> _ACTIVITY_
Search the material below for the string "this" and extract each line that has it.

> _RECORD EXTRACTS_
——————————
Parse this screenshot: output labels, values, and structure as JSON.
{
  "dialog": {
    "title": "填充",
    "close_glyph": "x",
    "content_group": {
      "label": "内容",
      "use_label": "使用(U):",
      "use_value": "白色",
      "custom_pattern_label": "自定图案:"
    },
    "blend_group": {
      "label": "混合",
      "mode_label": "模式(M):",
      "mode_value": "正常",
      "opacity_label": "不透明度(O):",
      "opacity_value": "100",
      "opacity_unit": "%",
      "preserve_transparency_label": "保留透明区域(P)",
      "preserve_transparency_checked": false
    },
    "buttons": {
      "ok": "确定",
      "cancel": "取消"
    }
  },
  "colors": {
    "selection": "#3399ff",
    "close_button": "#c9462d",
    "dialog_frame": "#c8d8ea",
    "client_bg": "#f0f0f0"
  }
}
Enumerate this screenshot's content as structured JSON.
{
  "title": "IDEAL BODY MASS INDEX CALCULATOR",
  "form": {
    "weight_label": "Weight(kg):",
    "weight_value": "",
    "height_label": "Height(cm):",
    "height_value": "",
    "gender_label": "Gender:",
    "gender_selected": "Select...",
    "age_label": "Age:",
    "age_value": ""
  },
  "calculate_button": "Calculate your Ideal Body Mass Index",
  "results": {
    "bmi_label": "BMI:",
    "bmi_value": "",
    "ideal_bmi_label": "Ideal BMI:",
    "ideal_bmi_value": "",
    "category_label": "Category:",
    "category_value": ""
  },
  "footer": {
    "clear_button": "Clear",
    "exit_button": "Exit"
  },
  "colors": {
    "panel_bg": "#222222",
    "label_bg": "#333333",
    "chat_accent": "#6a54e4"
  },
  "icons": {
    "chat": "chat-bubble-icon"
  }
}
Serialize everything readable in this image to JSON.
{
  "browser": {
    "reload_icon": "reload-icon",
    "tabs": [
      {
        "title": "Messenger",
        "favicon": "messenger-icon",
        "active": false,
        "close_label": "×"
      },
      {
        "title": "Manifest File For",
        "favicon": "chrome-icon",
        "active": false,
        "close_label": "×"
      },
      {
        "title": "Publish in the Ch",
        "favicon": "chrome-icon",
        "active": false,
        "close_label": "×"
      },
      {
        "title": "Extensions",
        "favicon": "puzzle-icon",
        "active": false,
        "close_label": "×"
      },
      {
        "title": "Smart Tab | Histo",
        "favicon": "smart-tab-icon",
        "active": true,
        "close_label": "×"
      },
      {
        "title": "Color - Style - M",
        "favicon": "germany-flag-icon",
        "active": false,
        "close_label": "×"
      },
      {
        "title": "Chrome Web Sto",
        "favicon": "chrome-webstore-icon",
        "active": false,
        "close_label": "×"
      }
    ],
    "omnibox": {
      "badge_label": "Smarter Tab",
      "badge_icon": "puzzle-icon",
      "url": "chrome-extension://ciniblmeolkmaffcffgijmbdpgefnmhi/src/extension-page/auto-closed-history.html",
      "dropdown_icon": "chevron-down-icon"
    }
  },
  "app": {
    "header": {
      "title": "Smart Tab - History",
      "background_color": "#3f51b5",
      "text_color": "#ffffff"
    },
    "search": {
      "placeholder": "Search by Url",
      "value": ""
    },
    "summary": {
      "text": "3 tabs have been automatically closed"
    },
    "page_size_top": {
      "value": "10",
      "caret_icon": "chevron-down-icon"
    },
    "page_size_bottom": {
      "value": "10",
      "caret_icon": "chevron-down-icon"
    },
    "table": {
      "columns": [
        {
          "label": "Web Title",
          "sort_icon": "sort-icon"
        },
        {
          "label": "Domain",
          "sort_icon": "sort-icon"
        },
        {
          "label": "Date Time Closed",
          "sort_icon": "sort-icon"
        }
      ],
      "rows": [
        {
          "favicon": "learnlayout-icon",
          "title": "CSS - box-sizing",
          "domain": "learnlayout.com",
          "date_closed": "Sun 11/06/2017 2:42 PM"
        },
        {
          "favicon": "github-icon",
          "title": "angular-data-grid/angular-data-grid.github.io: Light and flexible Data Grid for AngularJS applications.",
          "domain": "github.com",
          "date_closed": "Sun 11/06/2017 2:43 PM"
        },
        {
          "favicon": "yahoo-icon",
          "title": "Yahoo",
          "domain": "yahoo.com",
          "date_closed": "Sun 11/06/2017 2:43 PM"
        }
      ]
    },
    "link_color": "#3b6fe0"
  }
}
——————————
> _TASK RESULT_
Parse this screenshot: output labels, values, and structure as JSON.
Enumerate this screenshot's content as structured JSON.
Serialize everything readable in this image to JSON.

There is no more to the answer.